A Tribute to Robin Williams
Mork may have been an alien, but was never alienated, due to his warm heart, generosity and innocence. His mistakes often got him into trouble, but his care for others got him back out of trouble again.
And although he was different, like any outsider, his differences faded when he connected with others through humour and the insightfulness that requires.
Robin Williams modelled this generosity of spirit in his own life, with countless fans, friends and colleagues talking warmly about his care and empathy as they remember him this week.
Williams leaves an important legacy: a rich acting career that showed the deepest truth lies with characters who are complex, unique and hold darkness as well as light within them.
Again and again, his characters exhort us to be ourselves, to seize the day, not to follow the crowd or stay in step, but to go after what it truly important, even when that involves personal risk.
In Dead Poets Society his character encouraged the boys to speak out, express themselves and have the courage to express their uniqueness.
In Good Will Hunting he shows up how being smart is no substitute for connection and love.
And my favourite of all his films, The Fisher King, perhaps goes the furthest.
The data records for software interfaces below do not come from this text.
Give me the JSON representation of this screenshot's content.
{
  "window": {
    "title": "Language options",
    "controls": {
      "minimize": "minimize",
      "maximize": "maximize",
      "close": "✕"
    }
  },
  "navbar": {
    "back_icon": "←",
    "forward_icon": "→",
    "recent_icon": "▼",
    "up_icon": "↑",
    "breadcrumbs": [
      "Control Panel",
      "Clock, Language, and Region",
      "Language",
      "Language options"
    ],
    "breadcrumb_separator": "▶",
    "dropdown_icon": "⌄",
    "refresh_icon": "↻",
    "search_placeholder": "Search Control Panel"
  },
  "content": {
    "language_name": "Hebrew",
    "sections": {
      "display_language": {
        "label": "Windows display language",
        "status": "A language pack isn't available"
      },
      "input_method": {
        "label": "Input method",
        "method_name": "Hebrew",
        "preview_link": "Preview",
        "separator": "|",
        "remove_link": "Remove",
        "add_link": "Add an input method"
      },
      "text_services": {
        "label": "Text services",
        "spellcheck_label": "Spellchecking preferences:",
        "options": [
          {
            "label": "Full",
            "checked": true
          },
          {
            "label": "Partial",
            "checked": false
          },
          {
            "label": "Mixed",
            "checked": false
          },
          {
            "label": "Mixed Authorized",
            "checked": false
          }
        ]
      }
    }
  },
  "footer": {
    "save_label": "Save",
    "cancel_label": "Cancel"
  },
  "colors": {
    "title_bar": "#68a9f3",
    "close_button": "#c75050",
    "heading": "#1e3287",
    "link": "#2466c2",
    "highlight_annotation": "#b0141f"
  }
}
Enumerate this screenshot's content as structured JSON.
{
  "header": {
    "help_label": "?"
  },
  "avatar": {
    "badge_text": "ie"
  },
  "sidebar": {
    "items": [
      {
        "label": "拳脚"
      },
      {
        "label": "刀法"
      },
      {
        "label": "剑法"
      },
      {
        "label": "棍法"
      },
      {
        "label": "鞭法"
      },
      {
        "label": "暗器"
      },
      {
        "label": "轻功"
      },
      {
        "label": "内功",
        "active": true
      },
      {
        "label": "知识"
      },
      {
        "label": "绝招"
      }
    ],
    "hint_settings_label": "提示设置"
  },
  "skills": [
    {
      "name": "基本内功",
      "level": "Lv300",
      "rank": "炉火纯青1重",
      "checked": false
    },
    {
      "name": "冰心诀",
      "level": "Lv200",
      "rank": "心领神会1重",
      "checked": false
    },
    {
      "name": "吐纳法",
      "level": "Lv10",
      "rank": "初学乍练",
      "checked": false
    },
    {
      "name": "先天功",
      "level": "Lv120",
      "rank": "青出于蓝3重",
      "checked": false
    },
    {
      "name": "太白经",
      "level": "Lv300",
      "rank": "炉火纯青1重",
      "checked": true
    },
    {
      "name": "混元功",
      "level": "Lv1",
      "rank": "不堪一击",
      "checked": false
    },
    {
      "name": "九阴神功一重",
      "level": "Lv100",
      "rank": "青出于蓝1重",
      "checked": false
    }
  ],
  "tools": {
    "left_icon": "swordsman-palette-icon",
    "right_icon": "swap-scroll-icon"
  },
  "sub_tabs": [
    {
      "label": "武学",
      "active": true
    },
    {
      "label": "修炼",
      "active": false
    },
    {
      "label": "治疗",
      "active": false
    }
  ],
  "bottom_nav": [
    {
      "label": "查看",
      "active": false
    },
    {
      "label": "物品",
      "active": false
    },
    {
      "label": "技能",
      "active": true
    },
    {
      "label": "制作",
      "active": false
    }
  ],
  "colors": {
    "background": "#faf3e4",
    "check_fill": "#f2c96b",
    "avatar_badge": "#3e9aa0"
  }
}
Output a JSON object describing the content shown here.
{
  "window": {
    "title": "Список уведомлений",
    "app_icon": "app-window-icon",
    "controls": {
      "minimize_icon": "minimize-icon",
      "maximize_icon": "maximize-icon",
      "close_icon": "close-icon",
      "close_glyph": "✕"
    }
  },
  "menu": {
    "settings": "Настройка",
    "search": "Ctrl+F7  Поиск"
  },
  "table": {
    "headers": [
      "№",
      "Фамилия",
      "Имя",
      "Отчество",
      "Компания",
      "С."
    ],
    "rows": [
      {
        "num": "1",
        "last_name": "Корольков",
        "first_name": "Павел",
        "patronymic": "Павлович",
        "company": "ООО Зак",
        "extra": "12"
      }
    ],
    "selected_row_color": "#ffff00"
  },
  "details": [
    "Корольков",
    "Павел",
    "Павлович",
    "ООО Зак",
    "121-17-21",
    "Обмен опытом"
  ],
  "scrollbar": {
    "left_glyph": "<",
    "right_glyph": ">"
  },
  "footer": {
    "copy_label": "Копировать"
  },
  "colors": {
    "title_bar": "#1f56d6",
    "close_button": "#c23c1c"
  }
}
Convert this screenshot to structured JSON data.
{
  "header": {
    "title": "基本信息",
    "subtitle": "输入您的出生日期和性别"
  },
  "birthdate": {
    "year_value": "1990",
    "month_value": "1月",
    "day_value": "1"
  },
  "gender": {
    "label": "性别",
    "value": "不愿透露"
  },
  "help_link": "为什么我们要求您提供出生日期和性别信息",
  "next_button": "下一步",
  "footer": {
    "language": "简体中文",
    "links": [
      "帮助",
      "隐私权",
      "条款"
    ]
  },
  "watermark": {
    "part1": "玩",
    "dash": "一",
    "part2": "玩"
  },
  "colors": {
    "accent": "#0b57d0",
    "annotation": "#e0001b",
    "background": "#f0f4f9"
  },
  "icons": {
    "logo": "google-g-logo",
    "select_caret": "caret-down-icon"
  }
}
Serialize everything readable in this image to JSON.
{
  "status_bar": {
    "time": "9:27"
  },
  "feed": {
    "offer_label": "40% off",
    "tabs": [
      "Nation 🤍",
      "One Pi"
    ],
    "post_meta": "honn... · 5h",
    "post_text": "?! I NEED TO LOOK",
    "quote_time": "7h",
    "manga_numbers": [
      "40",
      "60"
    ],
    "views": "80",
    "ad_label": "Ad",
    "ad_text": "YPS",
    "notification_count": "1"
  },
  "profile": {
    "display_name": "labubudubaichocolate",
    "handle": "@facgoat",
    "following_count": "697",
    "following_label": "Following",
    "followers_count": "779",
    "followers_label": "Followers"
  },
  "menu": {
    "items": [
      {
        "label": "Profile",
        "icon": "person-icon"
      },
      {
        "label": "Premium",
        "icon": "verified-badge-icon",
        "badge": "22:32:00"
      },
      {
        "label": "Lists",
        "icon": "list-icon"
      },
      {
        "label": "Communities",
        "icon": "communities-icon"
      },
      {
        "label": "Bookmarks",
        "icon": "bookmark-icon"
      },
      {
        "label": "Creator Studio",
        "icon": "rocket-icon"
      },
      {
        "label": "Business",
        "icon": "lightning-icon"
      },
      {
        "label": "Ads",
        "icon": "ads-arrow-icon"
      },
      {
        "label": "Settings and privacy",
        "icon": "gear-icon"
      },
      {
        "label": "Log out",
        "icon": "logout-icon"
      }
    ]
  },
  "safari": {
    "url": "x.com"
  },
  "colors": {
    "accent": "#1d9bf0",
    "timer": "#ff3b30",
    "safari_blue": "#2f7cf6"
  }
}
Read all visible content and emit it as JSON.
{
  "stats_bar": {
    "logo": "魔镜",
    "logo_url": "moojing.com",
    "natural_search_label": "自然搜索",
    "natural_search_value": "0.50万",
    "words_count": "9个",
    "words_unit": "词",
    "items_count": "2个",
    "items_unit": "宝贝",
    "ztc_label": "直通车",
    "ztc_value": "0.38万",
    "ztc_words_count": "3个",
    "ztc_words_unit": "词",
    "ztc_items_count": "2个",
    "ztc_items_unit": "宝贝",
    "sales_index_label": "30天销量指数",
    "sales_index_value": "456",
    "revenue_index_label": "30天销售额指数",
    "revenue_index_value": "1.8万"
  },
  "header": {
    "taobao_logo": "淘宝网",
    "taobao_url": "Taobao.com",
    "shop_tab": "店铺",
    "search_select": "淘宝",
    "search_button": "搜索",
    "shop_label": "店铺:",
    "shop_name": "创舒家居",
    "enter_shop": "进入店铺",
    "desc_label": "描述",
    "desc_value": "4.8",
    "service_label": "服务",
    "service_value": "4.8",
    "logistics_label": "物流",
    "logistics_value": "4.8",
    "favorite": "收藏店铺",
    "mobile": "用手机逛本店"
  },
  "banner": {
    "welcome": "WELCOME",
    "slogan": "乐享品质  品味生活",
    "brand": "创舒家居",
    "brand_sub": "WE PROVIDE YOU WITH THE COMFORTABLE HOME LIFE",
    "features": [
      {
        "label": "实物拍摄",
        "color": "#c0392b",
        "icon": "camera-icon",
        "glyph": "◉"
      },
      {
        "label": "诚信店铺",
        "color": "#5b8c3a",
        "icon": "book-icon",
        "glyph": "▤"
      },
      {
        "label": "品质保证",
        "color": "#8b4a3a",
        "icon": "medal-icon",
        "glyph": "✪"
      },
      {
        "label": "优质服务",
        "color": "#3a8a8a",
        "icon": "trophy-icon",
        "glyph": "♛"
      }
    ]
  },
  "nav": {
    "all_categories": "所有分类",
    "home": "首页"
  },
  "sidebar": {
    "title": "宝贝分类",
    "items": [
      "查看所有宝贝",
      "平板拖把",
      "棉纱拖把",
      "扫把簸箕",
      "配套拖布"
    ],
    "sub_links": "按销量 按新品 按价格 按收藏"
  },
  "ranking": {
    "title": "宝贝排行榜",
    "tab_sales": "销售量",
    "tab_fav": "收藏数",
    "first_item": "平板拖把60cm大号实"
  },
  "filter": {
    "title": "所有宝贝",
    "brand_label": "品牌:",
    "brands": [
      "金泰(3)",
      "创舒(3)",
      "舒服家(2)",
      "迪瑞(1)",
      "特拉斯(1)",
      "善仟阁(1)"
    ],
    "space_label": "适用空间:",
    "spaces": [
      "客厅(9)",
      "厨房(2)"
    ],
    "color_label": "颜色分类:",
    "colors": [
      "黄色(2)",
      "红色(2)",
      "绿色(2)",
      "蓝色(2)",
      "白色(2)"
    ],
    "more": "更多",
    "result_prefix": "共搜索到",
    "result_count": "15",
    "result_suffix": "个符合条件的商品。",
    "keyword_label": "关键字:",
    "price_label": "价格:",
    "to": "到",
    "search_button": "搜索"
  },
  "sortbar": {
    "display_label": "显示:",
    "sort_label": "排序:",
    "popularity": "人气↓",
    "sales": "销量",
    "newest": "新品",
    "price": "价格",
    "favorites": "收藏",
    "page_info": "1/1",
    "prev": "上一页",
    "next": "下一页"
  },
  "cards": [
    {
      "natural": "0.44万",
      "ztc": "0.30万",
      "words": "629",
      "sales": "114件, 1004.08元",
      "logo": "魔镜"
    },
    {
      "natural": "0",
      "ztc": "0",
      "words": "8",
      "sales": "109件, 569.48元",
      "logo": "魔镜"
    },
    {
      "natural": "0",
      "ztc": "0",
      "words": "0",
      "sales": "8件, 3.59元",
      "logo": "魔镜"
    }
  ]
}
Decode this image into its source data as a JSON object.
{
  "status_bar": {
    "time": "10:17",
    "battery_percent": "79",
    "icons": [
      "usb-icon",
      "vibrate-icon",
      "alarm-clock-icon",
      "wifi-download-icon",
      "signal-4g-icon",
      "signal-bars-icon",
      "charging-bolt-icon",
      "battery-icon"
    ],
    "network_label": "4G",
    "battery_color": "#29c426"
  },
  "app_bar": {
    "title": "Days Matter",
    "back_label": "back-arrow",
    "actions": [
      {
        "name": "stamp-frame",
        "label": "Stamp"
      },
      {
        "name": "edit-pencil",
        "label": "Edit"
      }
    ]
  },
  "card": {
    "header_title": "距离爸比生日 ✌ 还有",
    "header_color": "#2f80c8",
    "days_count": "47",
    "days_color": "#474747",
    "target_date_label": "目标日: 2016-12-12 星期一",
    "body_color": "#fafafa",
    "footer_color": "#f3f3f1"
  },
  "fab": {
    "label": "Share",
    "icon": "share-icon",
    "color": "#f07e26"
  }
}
The film is clear: doing the right thing, acting on the love that you feel, is not remotely easy, and nor does it always seem normal. But it is ultimately redemptive both for the Perry, the crazy character played by Williams, and for the DJ whose careless words prompted his girlfriend to be killed early in the story, and who later risks life and limb for Perry’s sake.
It may seem strange that someone who was so able to connect with others and was so insightful about the human condition should feel so alone.
But depression can be a powerful force. Inherently, it leads a person separate and without hope. The ultimate outsider – leaving behind their own sense of worthiness.
And the stigma associated with talking about depression can make it worse. Admitting to being depressed takes courage. It is like ‘coming out’ of the mental health closet.
The irony is, so many of us have been or currently are depressed. And if we have not been ourselves, we are bound to know friends and family members who are, or have been. All around us are people whose fear of the stigma keep them alone when they most need to connect.
I seriously contemplated killing myself more than once – when I was 21 and again when I was in my mid-30s. The shock of realising the devastating effect it would have had on my family was the main thing that stopped me.
Although I am not in that state at all now, I find it pretty scary to write these words and risk unleashing judgement on myself.
But what I also know is that while there will always be people who judge, there will be even more who get it. People who have struggled themselves and who know what it is like. Depression, unfortunately, is all too normal.
I hope that a small silver lining of a tragically large cloud that is Robin Williams’ death will be that more people talk about depression, and that we all help those who are depressed right now remember that they are not alone.
Although it doesn’t make his suicide worth it – nothing could do that – I think Robin Williams, always kind, would like that.
Devi Clark is Founder and Editor at The Outsiders’ Network. Devi also coaches careers changers who want a meaningful ethical career at NewLeaf Coaching.